Regional Comprehensive Economic Partnership (RCEP)

What is the Regional Comprehensive Economic Partnership?

Signed in November 2020, the RCEP is a Free-Trade Agreement between 15 countries including the ASEAN nations, China, South Korea, Japan, Australia and New Zealand. As of 2020, the member countries account for ~30% of the world's population and ~30% of global GDP. In March 2021, China became the first signatory to ratify RCEP, around three months ahead of schedule.

The agreement can be viewed as the regional answer to the failed Transatlantic Partnership and a complementation of the existing CPTPP. Its purpose is to eliminate tariff and non-tariff barriers on substantially all trade in goods and services, in order to create a liberal, facilitative, and competitive investment environment in the region. The RCEP also includes passages on economic and technical cooperation, as well as legal and institutional matters.

How has the RCEP been perceived?

So far, the reception among experts and media outlets has been mixed: some view it as a major step for trade and economic liberalization, others as purely a strategic geopolitical move by China against India and the US. EAC clients have received the agreement with interest and mostly positively. They regard it as a chance for MNC’s operating in APAC and further investment in the region:

  • Strong signal for inter-connected supply chains and sales markets in China and ASEAN.
  • Hope for further opening up of APAC markets and trade liberalization in general.
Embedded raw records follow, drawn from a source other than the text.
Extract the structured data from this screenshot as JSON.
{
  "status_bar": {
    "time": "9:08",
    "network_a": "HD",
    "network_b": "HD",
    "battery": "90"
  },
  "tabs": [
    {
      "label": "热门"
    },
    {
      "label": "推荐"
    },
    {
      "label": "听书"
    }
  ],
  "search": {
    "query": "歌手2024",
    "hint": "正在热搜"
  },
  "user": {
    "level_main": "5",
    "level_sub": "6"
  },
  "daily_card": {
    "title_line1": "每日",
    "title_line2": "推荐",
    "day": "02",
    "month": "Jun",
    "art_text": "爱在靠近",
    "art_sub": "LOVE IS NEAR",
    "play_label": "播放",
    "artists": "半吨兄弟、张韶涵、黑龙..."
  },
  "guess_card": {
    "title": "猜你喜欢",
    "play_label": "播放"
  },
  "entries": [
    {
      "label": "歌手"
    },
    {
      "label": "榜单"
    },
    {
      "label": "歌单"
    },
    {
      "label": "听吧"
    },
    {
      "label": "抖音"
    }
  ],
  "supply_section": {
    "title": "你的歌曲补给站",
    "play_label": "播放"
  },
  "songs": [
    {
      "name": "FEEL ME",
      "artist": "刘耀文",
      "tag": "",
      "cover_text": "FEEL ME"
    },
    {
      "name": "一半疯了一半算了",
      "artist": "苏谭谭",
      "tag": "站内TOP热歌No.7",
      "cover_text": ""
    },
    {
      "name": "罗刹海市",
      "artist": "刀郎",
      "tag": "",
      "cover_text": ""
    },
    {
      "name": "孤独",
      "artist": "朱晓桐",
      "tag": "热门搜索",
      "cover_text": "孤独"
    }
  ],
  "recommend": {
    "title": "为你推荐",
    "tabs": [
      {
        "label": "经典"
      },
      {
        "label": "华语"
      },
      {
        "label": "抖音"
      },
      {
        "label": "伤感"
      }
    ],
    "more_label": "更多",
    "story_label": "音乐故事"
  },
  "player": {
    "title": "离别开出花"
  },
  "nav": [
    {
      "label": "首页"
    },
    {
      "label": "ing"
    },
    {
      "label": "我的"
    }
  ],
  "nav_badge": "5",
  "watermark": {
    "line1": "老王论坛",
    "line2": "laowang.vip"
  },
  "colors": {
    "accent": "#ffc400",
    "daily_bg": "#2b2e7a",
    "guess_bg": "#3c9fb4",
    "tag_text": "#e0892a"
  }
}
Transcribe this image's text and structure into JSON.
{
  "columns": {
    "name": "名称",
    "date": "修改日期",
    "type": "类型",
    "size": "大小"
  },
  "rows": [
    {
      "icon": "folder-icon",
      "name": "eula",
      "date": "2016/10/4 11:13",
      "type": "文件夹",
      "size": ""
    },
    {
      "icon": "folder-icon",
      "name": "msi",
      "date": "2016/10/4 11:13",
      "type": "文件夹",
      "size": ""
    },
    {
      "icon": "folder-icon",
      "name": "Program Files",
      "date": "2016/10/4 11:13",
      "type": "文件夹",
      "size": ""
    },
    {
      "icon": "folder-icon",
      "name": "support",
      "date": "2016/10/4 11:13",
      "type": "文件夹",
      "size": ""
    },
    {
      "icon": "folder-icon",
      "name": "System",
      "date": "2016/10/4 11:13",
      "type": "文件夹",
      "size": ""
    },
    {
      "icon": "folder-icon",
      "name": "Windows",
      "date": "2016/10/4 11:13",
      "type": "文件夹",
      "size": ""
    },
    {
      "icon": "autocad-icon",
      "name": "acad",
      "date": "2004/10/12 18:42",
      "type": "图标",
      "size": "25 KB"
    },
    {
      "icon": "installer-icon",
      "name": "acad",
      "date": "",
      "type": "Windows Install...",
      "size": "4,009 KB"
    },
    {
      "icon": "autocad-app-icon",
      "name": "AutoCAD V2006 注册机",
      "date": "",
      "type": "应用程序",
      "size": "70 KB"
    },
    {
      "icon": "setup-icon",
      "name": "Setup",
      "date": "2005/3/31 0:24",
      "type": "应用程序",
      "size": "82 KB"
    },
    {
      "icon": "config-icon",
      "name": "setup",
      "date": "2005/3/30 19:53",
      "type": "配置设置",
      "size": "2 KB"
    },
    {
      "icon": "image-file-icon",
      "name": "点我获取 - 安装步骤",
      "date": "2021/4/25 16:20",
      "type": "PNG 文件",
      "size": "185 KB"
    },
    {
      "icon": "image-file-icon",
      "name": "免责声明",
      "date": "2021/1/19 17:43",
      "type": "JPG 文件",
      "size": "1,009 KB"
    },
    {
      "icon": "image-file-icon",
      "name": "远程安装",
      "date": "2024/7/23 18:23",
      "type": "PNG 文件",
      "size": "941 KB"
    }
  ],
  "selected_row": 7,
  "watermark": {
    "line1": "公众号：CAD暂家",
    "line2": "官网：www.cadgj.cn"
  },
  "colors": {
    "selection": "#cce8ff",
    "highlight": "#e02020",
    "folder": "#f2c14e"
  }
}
What is our assessment?

The RCEP is no revolution:
several trade agreements between member states had already existed before, tariffs will not be eliminated completely, and the expected overall economic benefits are expected to be moderate in the grander scheme of things.

But despite its weaknesses, the RCEP is a positive signal for global cooperation, free trade and multilateralism. Depending on its actual implementation (3-5 years seem realistic), the agreement could be a boost for certain industries doing business in the region. Harmonization of rules

What are implications for foreign companies?

  1. Foreign companies with manufacturing footprint in China (or other RCEP countries) should verify if and how they can benefit from the agreement.
  2. Analysis of the content of the RCEP agreement in detail and understanding of specific impact on your industry and especially your company is still crucial.
  3. Follow the implementation of the agreement in actual economic and trade policy: Do the outcomes really match the promised improvements? Which countries implement the fastest?
  4. Evaluate strategies on how to adjust to the new economic and trade-related realities in terms of global volume streams, production footprint, etc.

EAC generally views the RCEP agreement as a positive signal and a potential push for our client’s business in APAC, but also advises to remain cautious regarding its actual implementation and effect in practice.
Download Briefing